  21. ^ Lodovico Testi, De novo Saccharo Lactis [On the new milk sugar] (Venice, (Italy): Hertz, 1700).
  22. ^ Ludovico Testi (1715) "Saccharum lactis" (Milk sugar), Academiae Caesareo-Leopoldinae naturae curiosorum ephemerides, ... , 3 : 69–79. The procedure was also published in Giornale de' letterati d'Italia in 1715.
  23. ^ See:

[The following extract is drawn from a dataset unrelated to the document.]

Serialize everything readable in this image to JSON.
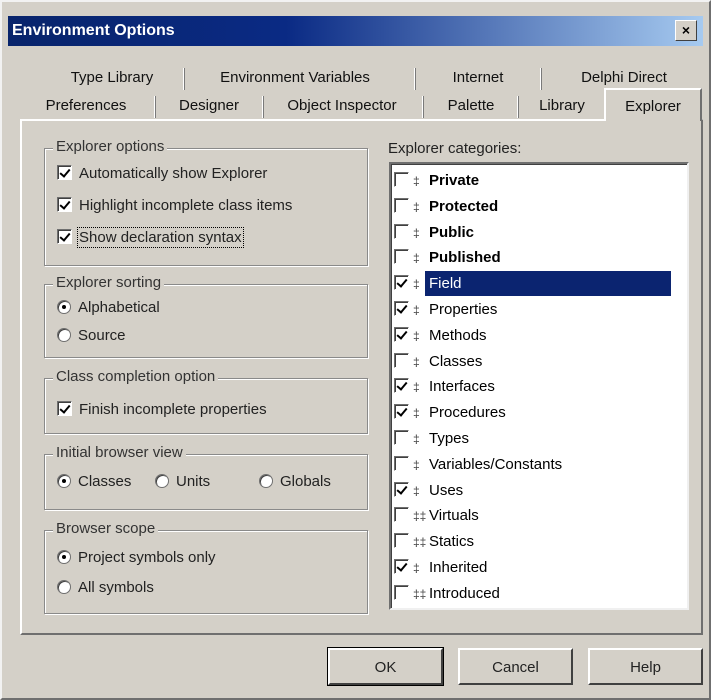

    • Carl Wilhelm Scheele (1780) "Om Mjölk och dess syra" (About milk and its acid), Kongliga Vetenskaps Academiens Nya Handlingar (New Proceedings of the Royal Academy of Science), 1 : 116–124. From page 116: "Det år bekant, at Ko-mjölk innehåller Smör, Ost, Mjölk-såcker, ... " (It is known, that cow's milk contains butter, cheese, milk-sugar, ... )
    • Carl Wilhelm Scheele (1780) "Om Mjölk-Såcker-Syra" (On milk-sugar acid), Kongliga Vetenskaps Academiens Nya Handlingar (New Proceedings of the Royal Academy of Science), 1 : 269–275. From pages 269–270: "Mjölk-Såcker år et sal essentiale, som uti Mjölken finnes uplöst, och som, för dess sötaktiga smak skull, fått namn af såcker." (Milk sugar is an essential salt, which is found dissolved in milk, and which, on account of its sweet taste, has the name of "sugar".)
  24. ^ See:
  25. ^ Pasteur (1856) "Note sur le sucre de lait" (Note on milk sugar), Comptes rendus, 42 : 347–351.
  26. ^ Fischer determined the configuration of glucose in:
    • Emil Fischer (1891) "Ueber die Configuration des Traubenzuckers und seiner Isomeren" (On the configuration of grape sugar and its isomers), Berichte der Deutschen Chemischen Gesellschaft, 24 : 1836–1845.
    • Emil Fischer (1891) "Ueber die Configuration des Traubenzuckers und seiner Isomeren. II" (On the configuration of grape sugar and its isomers), Berichte der Deutschen Chemischen Gesellschaft, 24 : 2683–2687.
    Fischer established the configuration of galactose in:
    • Emil Fischer and Robert S. Morrell (1894) "Ueber die Configuration der Rhamnose und Galactose" (On the configuration of rhamnose and galactose), Berichte der Deutschen chemischen Gesellschaft zu Berlin, 27 : 382–394. The configuration of galactose appears on page 385.
  27. ^ Dumas, Traité de Chimie, Appliquée aux Arts, volume 6 (Paris, France: Bechet Jeune, 1843), p. 293.
  28. ^ Pasteur (1856) "Note sur le sucre de lait" (Note on milk sugar), Comptes rendus, 42 : 347–351. From page 348: "Je propose de le nommer lactose." (I propose to name it lactose.)
  29. ^ Marcellin Berthelot, Chimie organique fondée sur la synthèse [Organic chemistry based on synthesis] (Paris, France: Mallet-Bachelier, 1860), vol. 2, pp. 248–249 and pp. 268–270.

External links[edit]

  • Media related to Lactose at Wikimedia Commons